So, I would never criticize Democrats if they chose to adorn their fannies with Korean fanny packs, or Mexican fanny packs, or Chinese fanny packs, as you so unkindly allege. I’d see it as teaching the world to sing in perfect harmony, with the help of our fannies.

I am, however, concerned about your criticism of my old friend Blue State Greg. As a Republican, I know to ignore the comments of guys such as yourself. But, Greg seems to have a soft spot for your ilk, and I’m afraid you calling him “ineffectual” might put him right off his feed. Greg’s like a delicate little liberal hothouse flower, not used to the slings and arrows we Republicans absorb on a daily basis, and he could pout for weeks over this.

You were right about one thing, though. Dittoheads like me take our orders right from the top. I live in Darth Cheney’s home state, so I’ll let you ponder which of us is really writing these words.

Gotta go now, Jim. I’m going to have a healthy breakfast of ketchup, and decide which trees to cut down today.


Red State Dave

Blue State Greg responds:

You know, Dave, you’ve complained in the past about me always getting the last word, but you’re trying a new tactic this week that just might work for you: using most of the available space for our column.

I’ll bet you didn’t know that Jim wrote us again this week and said he didn’t like our most recent column any more than he liked the one before. The column, he said, was “one ignorant, formulaic attack and one milquetoasty pseudo-riposte.”

Jim, who’s a liberal, also wondered whether I let any “real liberals” on my staff.

Well, Jim, I don’t know, since I never ask my staff members to declare their political persuasion. There might be some liberals on the staff, for all I know. I know there’s at least one editor who uses items made out of hemp because it’s more environmentally friendly than polyester, and has a purse that says “Power To The Peaceful.” She probably is a liberal, but she also thinks taxes in New Jersey are way too high, so maybe she’s a conservative who thinks green.

Fact is, you can’t often put newspaper people, or columnists — at least the good ones — in a convenient philosophical box. Most of us can have some liberal ideas, and some conservative ones at the same time without our heads exploding.
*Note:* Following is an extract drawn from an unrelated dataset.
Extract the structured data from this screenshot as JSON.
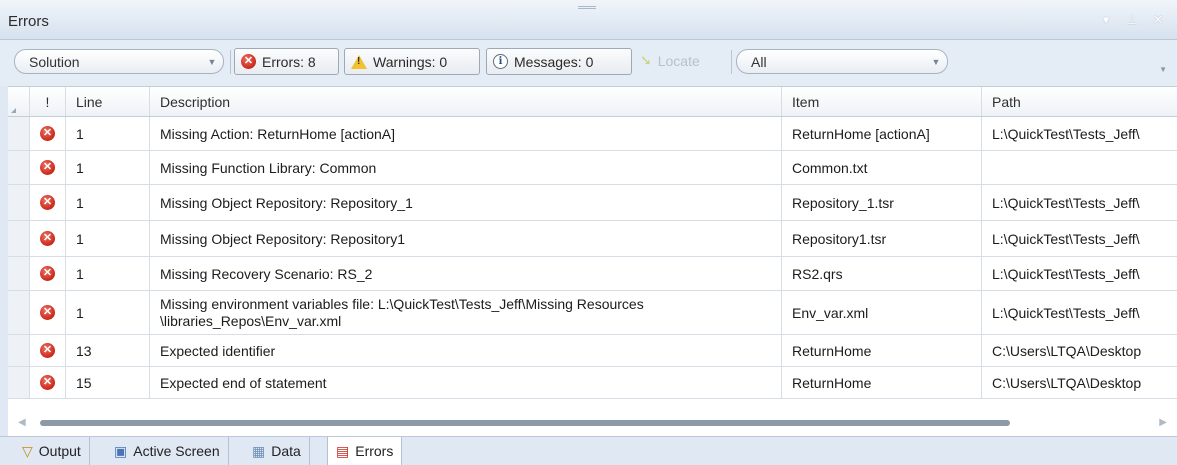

I don’t think people like Jim can do that. They live in convenient philosophical boxes and they don’t like people who sometimes think outside their box because it jangles their brainpans.

I do know that people like that make rotten columnists. They’re boring, and predictable (think Rush Limbaugh). They also seldom have a sense of humor. I’ve suggested that Republicans lack one of those, but there seem to be a lot of Democrats out there who got shortchanged in that department as well.

In other words, take a chill pill, Jim. A lot of readers tell us they like our lighthearted, friendly correspondence, so we’ll keep on keeping on — one ignorant, formulaic, milquetoasty pseudo-riposte after another. If you want predictable, party-line liberalism, maybe you’d be happier reading Maureen Dowd. Or maybe (if anyone would print it), you could write your own column, so Dave and I can send you snarky comments for a change.

Sincerely, sort of,

Blue State Greg